1.1.2. Example: /noz&'ka/ " Small foot " /nos&ka/

1.2. Regularization

1.2.1. Language exhibit many mechanisms for maintaining their integrity and regularity

1.2.2. a regular pattern is easier to learn than a pattern with lots of exceptions

1.2.3. speakers of a language will often extend a pattern from Example:

1.2.4. The past tense of the verb fell (as in to fell a tree) is felled

1.3. Language Contact

1.3.1. Contact with speakers of another language

1.3.1.1. Members of the conquered speech community are motivated to use the language of their conquerors to gain access to social resources

1.3.2. Borrowing

1.3.2.1. adopts (or adapts) the name for a new invention or concept from another language. Example:

1.3.2.1.1. baseball was adopted by the Japanese

1.3.2.1.2. adapted to Japanese phonology

1.3.2.1.3. syllable structure as besuboru

1.3.3. loan words

1.3.3.1. adapt the original word to the phonological constraints of the borrowing language

1.3.3.1.1. Easier for speakers of other languages to adopt the English names of new concepts and inventions than to coin their own Example:

2. Mechanisims of Language Change

2.1. Sound Change

2.1.1. the way members of a speech community pronounce particular sounds

2.1.1.1. Conditioned sound change

2.1.1.1.1. conditioned by, phonetic environment

2.1.1.2. Unconditioned sound change

2.1.1.2.1. involving several related sounds.

2.1.1.3. Chain shifts

2.1.1.3.1. a set of changes

2.1.1.4. Processes of sound change

2.1.1.4.1. assimilation

2.1.1.4.2. dissimilation,

2.1.1.4.3. the loss of a sound

2.1.1.4.4. Excrescence

2.1.1.4.5. haplology

2.2. Borrowing

2.2.1. The adoption of elements from another language or dialect is linguistic

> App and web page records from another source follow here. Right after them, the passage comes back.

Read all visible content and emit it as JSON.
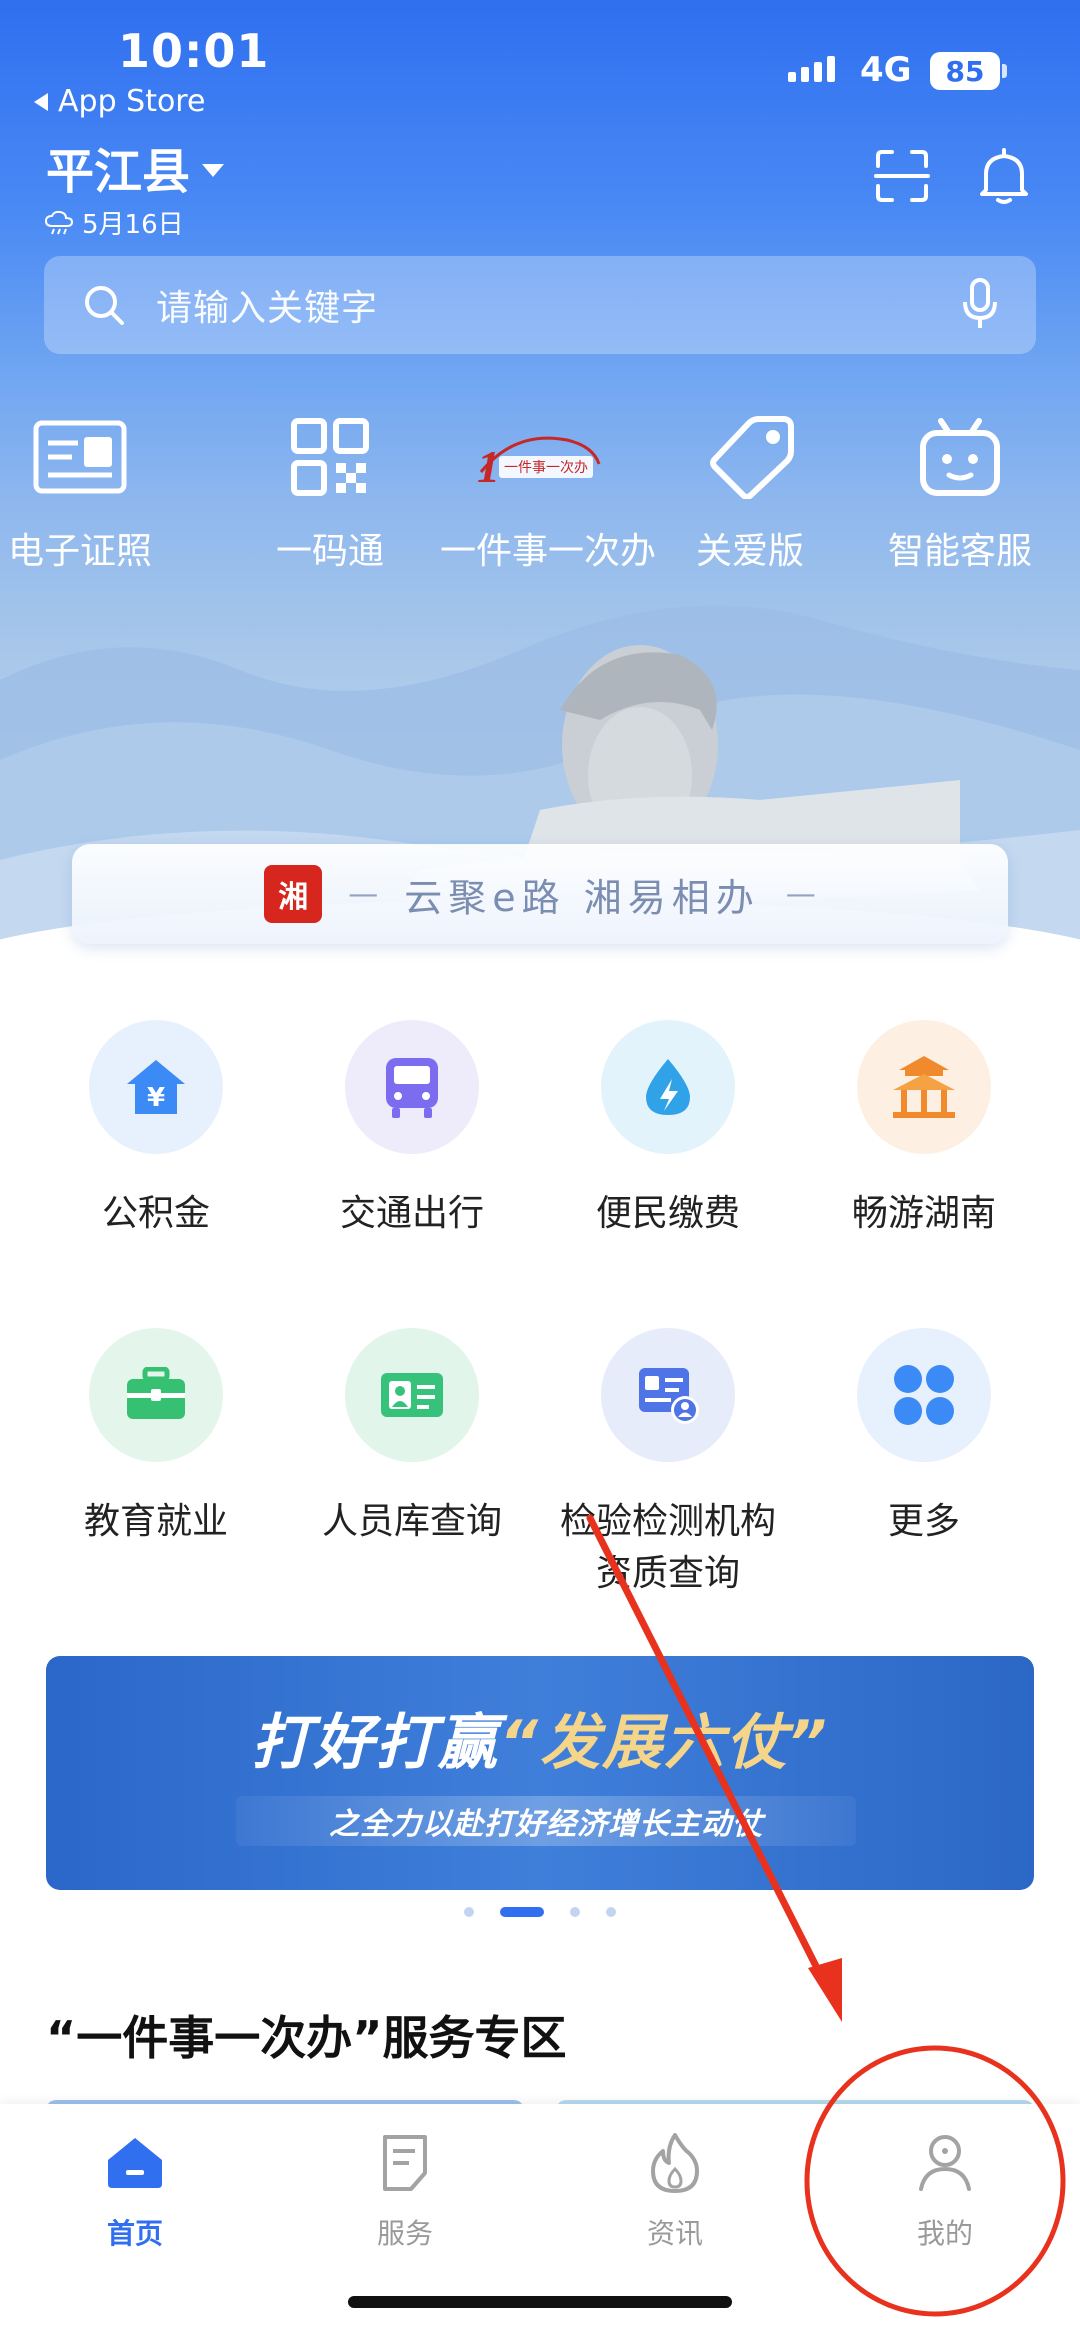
{
  "status_bar": {
    "time": "10:01",
    "back_label": "App Store",
    "network": "4G",
    "battery": "85"
  },
  "header": {
    "location": "平江县",
    "date": "5月16日"
  },
  "search": {
    "placeholder": "请输入关键字"
  },
  "quick_actions": [
    {
      "label": "电子证照",
      "icon": "id-card-icon"
    },
    {
      "label": "一码通",
      "icon": "qr-code-icon"
    },
    {
      "label": "一件事一次办",
      "icon": "one-thing-logo-icon",
      "logo_text": "一件事一次办"
    },
    {
      "label": "关爱版",
      "icon": "care-tag-icon"
    },
    {
      "label": "智能客服",
      "icon": "robot-icon"
    }
  ],
  "slogan": {
    "seal_text": "湘",
    "text": "云聚e路 湘易相办",
    "dash": "—"
  },
  "services": [
    {
      "label": "公积金",
      "icon": "housing-fund-icon"
    },
    {
      "label": "交通出行",
      "icon": "bus-icon"
    },
    {
      "label": "便民缴费",
      "icon": "utility-drop-icon"
    },
    {
      "label": "畅游湖南",
      "icon": "pavilion-icon"
    },
    {
      "label": "教育就业",
      "icon": "briefcase-icon"
    },
    {
      "label": "人员库查询",
      "icon": "person-card-icon"
    },
    {
      "label": "检验检测机构",
      "label2": "资质查询",
      "icon": "certificate-icon"
    },
    {
      "label": "更多",
      "icon": "more-grid-icon"
    }
  ],
  "banner": {
    "title_plain": "打好打赢",
    "title_quote": "“发展六仗”",
    "subtitle": "之全力以赴打好经济增长主动仗"
  },
  "section": {
    "title": "“一件事一次办”服务专区"
  },
  "tabs": [
    {
      "label": "首页",
      "icon": "home-icon",
      "active": true
    },
    {
      "label": "服务",
      "icon": "service-doc-icon",
      "active": false
    },
    {
      "label": "资讯",
      "icon": "flame-icon",
      "active": false
    },
    {
      "label": "我的",
      "icon": "profile-icon",
      "active": false
    }
  ],
  "colors": {
    "primary": "#2f6ff0",
    "annotation": "#e8321e",
    "banner": "#2b67c9"
  }
}
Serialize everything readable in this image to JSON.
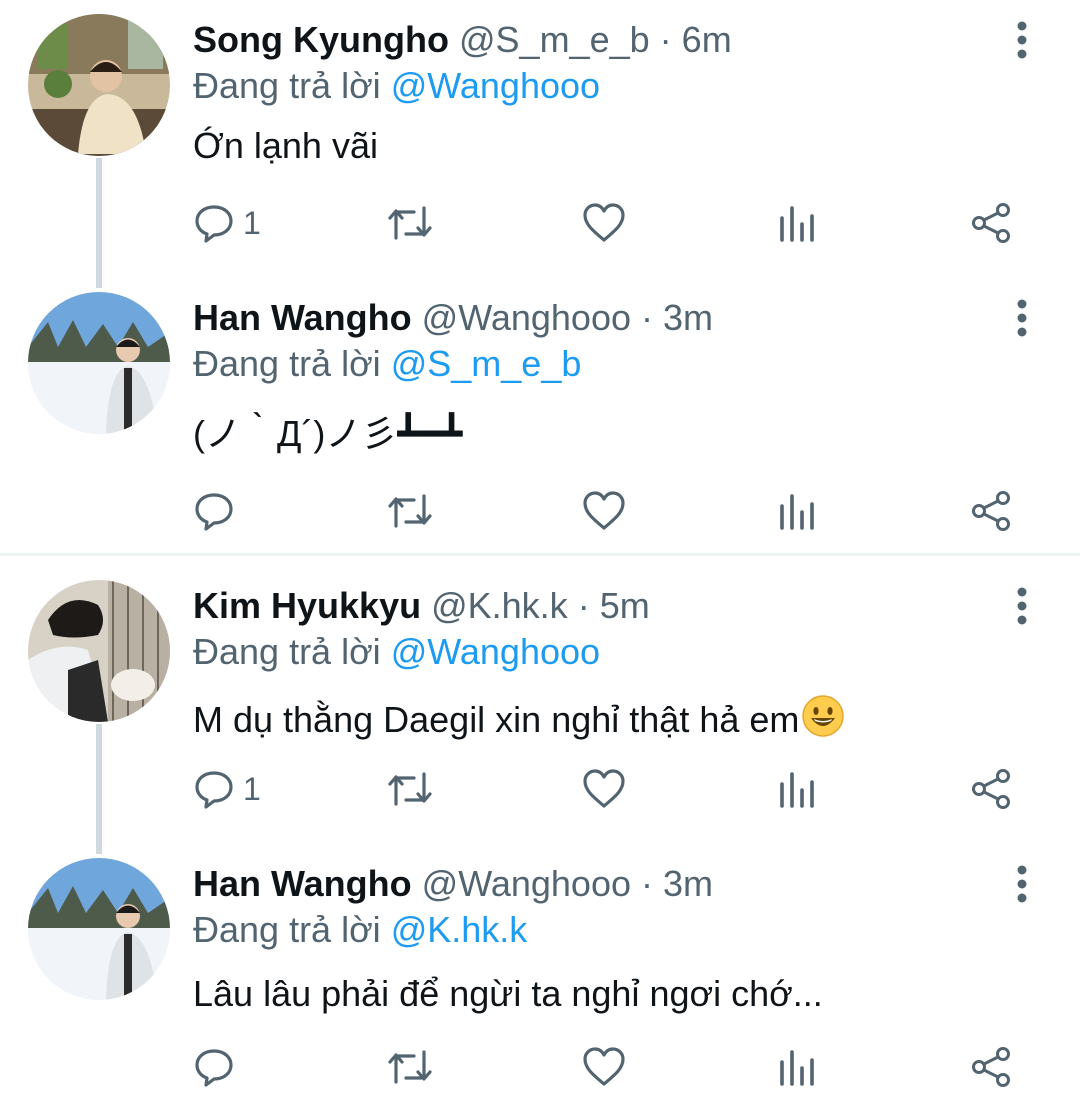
{
  "tweets": [
    {
      "name": "Song Kyungho",
      "handle": "@S_m_e_b",
      "time": "6m",
      "reply_prefix": "Đang trả lời",
      "reply_to": "@Wanghooo",
      "text": "Ớn lạnh vãi",
      "reply_count": "1"
    },
    {
      "name": "Han Wangho",
      "handle": "@Wanghooo",
      "time": "3m",
      "reply_prefix": "Đang trả lời",
      "reply_to": "@S_m_e_b",
      "text": "(ノ｀Д´)ノ彡┻━┻",
      "reply_count": ""
    },
    {
      "name": "Kim Hyukkyu",
      "handle": "@K.hk.k",
      "time": "5m",
      "reply_prefix": "Đang trả lời",
      "reply_to": "@Wanghooo",
      "text": "M dụ thằng Daegil xin nghỉ thật hả em",
      "emoji": "smiling-face-emoji",
      "reply_count": "1"
    },
    {
      "name": "Han Wangho",
      "handle": "@Wanghooo",
      "time": "3m",
      "reply_prefix": "Đang trả lời",
      "reply_to": "@K.hk.k",
      "text": "Lâu lâu phải để ngừi ta nghỉ ngơi chớ...",
      "reply_count": ""
    }
  ],
  "separator": "·",
  "icons": {
    "reply": "reply-icon",
    "retweet": "retweet-icon",
    "like": "heart-icon",
    "views": "analytics-icon",
    "share": "share-icon",
    "more": "more-vertical-icon"
  },
  "colors": {
    "text": "#0f1419",
    "secondary": "#536471",
    "link": "#1d9bf0",
    "thread_line": "#cfd9de",
    "divider": "#eff3f4"
  }
}
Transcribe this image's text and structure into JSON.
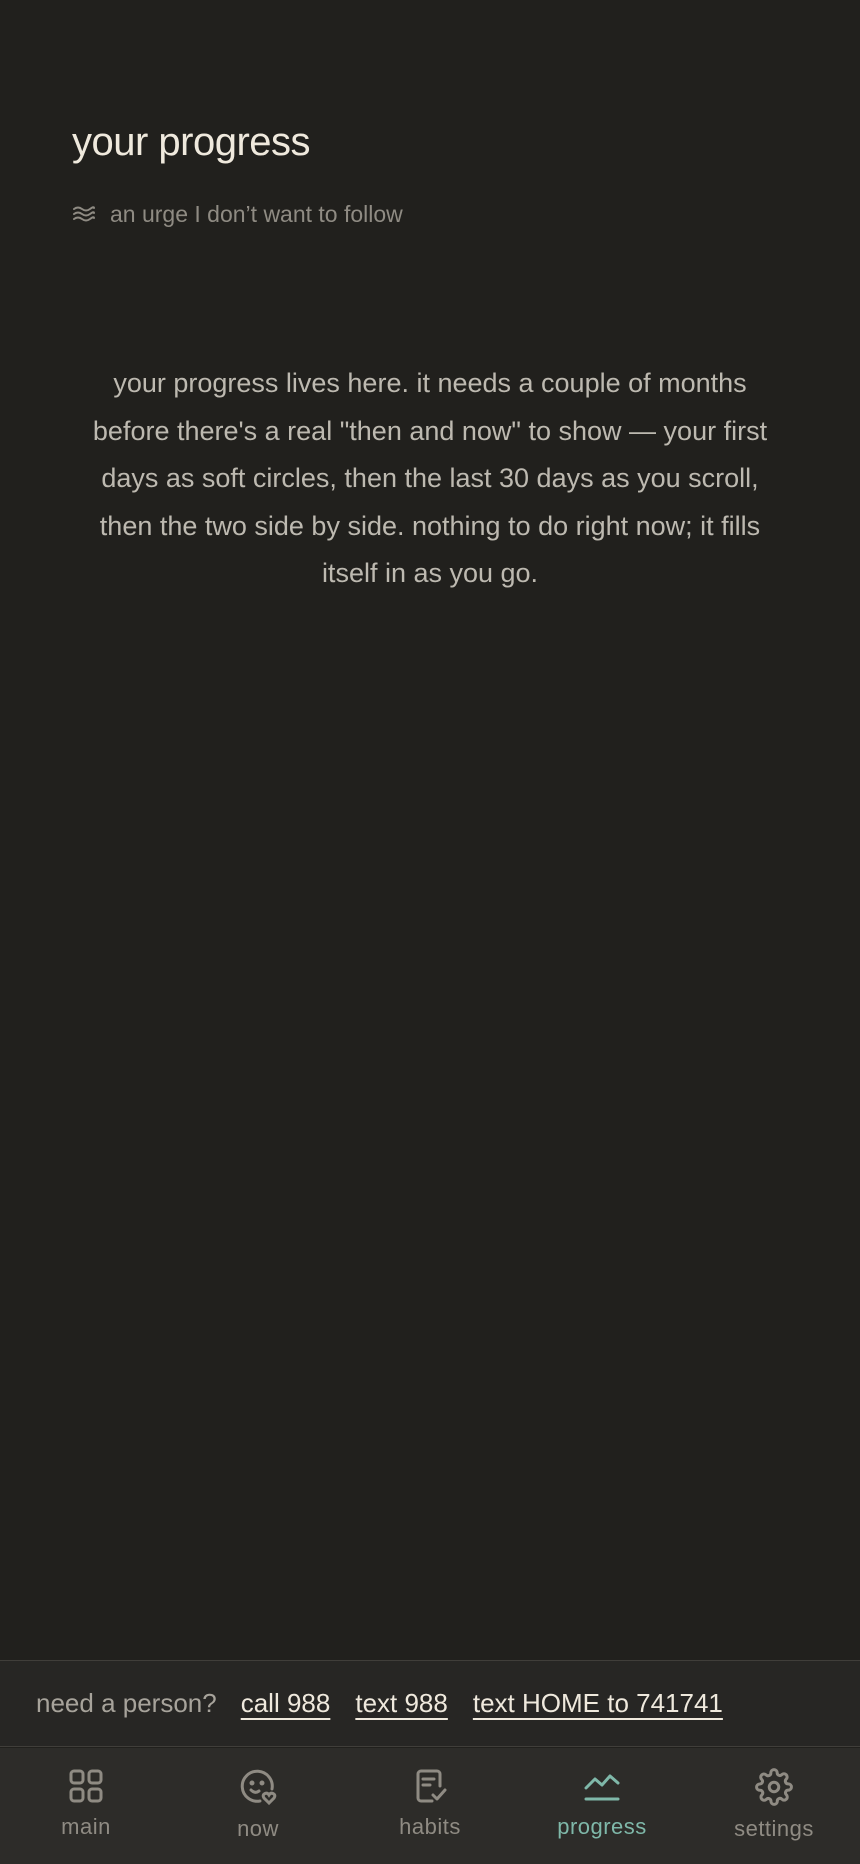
{
  "header": {
    "title": "your progress",
    "subtitle": "an urge I don’t want to follow",
    "subtitle_icon": "waves-icon"
  },
  "main": {
    "empty_message": "your progress lives here. it needs a couple of months before there's a real \"then and now\" to show — your first days as soft circles, then the last 30 days as you scroll, then the two side by side. nothing to do right now; it fills itself in as you go."
  },
  "helpline": {
    "prompt": "need a person?",
    "links": [
      "call 988",
      "text 988",
      "text HOME to 741741"
    ]
  },
  "tabbar": {
    "active": "progress",
    "accent_color": "#7fb8a9",
    "items": [
      {
        "label": "main",
        "icon": "grid-icon"
      },
      {
        "label": "now",
        "icon": "face-heart-icon"
      },
      {
        "label": "habits",
        "icon": "checklist-icon"
      },
      {
        "label": "progress",
        "icon": "trend-icon"
      },
      {
        "label": "settings",
        "icon": "gear-icon"
      }
    ]
  },
  "colors": {
    "background": "#21201d",
    "text_primary": "#efe9dd",
    "text_muted": "#8f8b83"
  }
}
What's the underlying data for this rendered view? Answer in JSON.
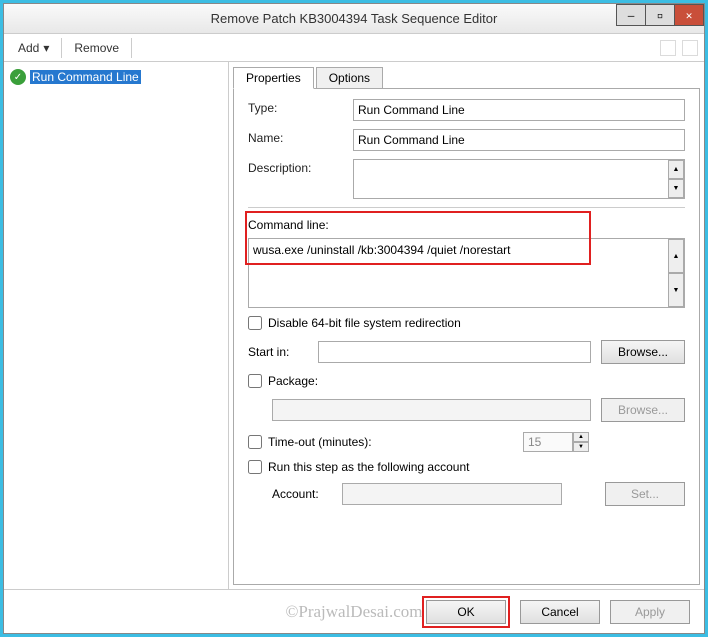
{
  "window": {
    "title": "Remove Patch KB3004394 Task Sequence Editor"
  },
  "toolbar": {
    "add": "Add",
    "remove": "Remove"
  },
  "tree": {
    "item1": "Run Command Line"
  },
  "tabs": {
    "properties": "Properties",
    "options": "Options"
  },
  "props": {
    "type_label": "Type:",
    "type_value": "Run Command Line",
    "name_label": "Name:",
    "name_value": "Run Command Line",
    "desc_label": "Description:",
    "cmd_label": "Command line:",
    "cmd_value": "wusa.exe /uninstall /kb:3004394 /quiet /norestart",
    "disable64": "Disable 64-bit file system redirection",
    "startin_label": "Start in:",
    "browse": "Browse...",
    "package": "Package:",
    "timeout": "Time-out (minutes):",
    "timeout_value": "15",
    "runas": "Run this step as the following account",
    "account_label": "Account:",
    "set": "Set..."
  },
  "footer": {
    "ok": "OK",
    "cancel": "Cancel",
    "apply": "Apply"
  },
  "watermark": "©PrajwalDesai.com"
}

2.2.2. When an element is borrowed from a language which is culturally or politically dominant, the motive is PRESTIGE.

2.2.3. Often borrowed items are changed to conform to native linguistic rules, a process known as adaptation

2.2.4. Borrowing can also lead to morphological change in the recipient language

2.2.4.1. Latin datum/data, vertebra/vertebrae, nucleus/nuclei, index/indices, matrix/matrices, analysis/analyses,

2.2.4.2. Greek criterion/criteria, and stigma/stigmata.

2.2.4.3. (Some speakers of English form the plural of these nouns by adding -s,

2.3. Analogy

2.3.1. modification or creation of linguistic forms

2.3.1.1. Children overgeneralize

2.3.1.1.1. most verbs (add -ed, so the past tense of walk is walked),

2.3.2. Hypercorrection

2.3.2.1. Is mistakenly assumed to be more correct than a correct form, which it replaces.

2.3.2.1.1. Marthy for Martha

3. Linguistic reconstruction and Language Families

3.1. The comparative Method

3.1.1. Assembling cognates and establishing sound correspondences

3.1.1.1. are words in two or more languages which refer to the same referent with similar sequences of sounds EXAMPLE

3.1.1.1.1. (body parts, kinship terms, numerals, household items, and articles and pronouns)

3.2. Internal Reconstruction

3.2.1. analysis of forms within a single language

3.2.1.1. Nominative singular Nominative plural lamb lembir ‘lamb’ kalb kelbir ‘calf’ blat bletir ‘leaf’

3.2.1.1.1. The /a/ /e/ alternation in these allomorphs springs from a single phoneme /a/, which became /e/ before /-ir/.

4. Historical Linguistics and Culture

4.1. its range of variation over time, and the processes by which it can change,

4.2. Piecing together linguistic artifacts in order to better understand earlier civilizations through the interpretation of their reconstructed languages.

4.2.1. in Indo-European languages we find related words with the meaning ‘dog’

4.2.1.1. This tells us that speakers of Proto-Indo-European were familiar with dogs

4.3. Languages change over time to meet the changing situations and needs of their speakers

4.3.1. early Germanic writing was done on wood

4.3.1.1. the original meaning of Old English wrı¯tan (write) was ‘scratch.’